And I extolled my sweetest word with a love as great as the hatred with which I had before hated the word "righteousness of God." Thus that place in Paul was for me truly the gate to paradise. Later I read Augustine's The Spirit and the Letter, where contrary to hope I found that he, too, interpreted God's righteousness in a similar way, as the righteousness with which God clothes us when he justifies us (Augustine passage included below). Although this was heretofore said imperfectly and he did not explain all things concerning imputation clearly, it nevertheless was pleasing that God's righteousness with which we are justified was taught.
Sunday, December 02, 2007

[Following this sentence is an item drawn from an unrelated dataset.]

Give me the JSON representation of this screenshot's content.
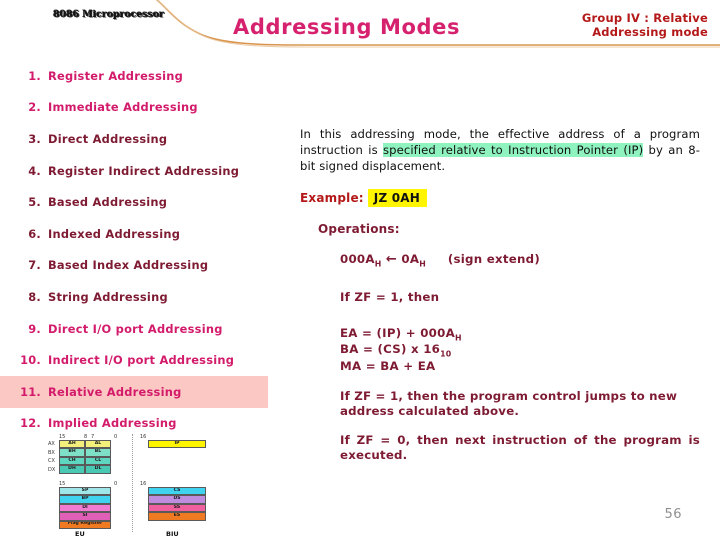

I was sitting here reflecting on the sermon preached today here at Lakeshore Baptist. Pastor Don preached on Ephesians 3:14-21 focusing on prayer. Prayer is something that I say I do, and I do, but often times do not pray as I ought. Pastor Don brought up many great points from this texts that I hope I can incorporate into my own personal prayer time.
3 Types of Prayer
I. Specific Prayer
- Paul is praying for strength and knowledge of God for the believers in Ephesus.
- Our prayers are often very vague
- We can go in with a plan as we pray. We can make a list of the things that we are going to pray for and specifics so we don't get distracted as we pray.
- Paul was in prison but he was praying for others. Here he is not praying or asking for prayers of himself for comfort, relief, or release from prison he is focused on others.
- Paul is praying for spiritual issues in the life of others.
- We don't see here him praying for the sickness of so and so. If sickness and health are all that we pray for we are showing God where I priorities are. And if the physical is our only priority we are flirting with idolatry - we are worried about the tangible things more than the everlasting things of someone's spiritual well being. This is not to say, though, not to pray for those things. Praying for health and healing are good things and we have a miracle working God who can heal those things. But we just must make sure we know I priorities.
Other notes on Prayer
A. Paul is praying from Prison - Paul is not waiting until his circumstances are better, he sees the need to pray for the church and he's doing it while he is locked in chains in a Roman prison. We shouldn't wait until our circumstances are good to pray for others, we ought to pray for others if we are sick, homeless, or otherwise in distress.
B. Paul's prayer is a prayer of Passion - he bowed on his knees. It was as if we was begging God on his knees for the spiritual issues of the church in Ephesus.
C. Paul Prays to the Father - God is the Father of all families (of believers).
D. Paul is praying for power - Vs 16 - Paul is asking for strength for the inner being of the church. The stronger you are => the healthier you are => The more ready you are to fight of sin, temptation, depression, etc.
This strength comes from 2 places - through the Spirit and according to the riches of his glory.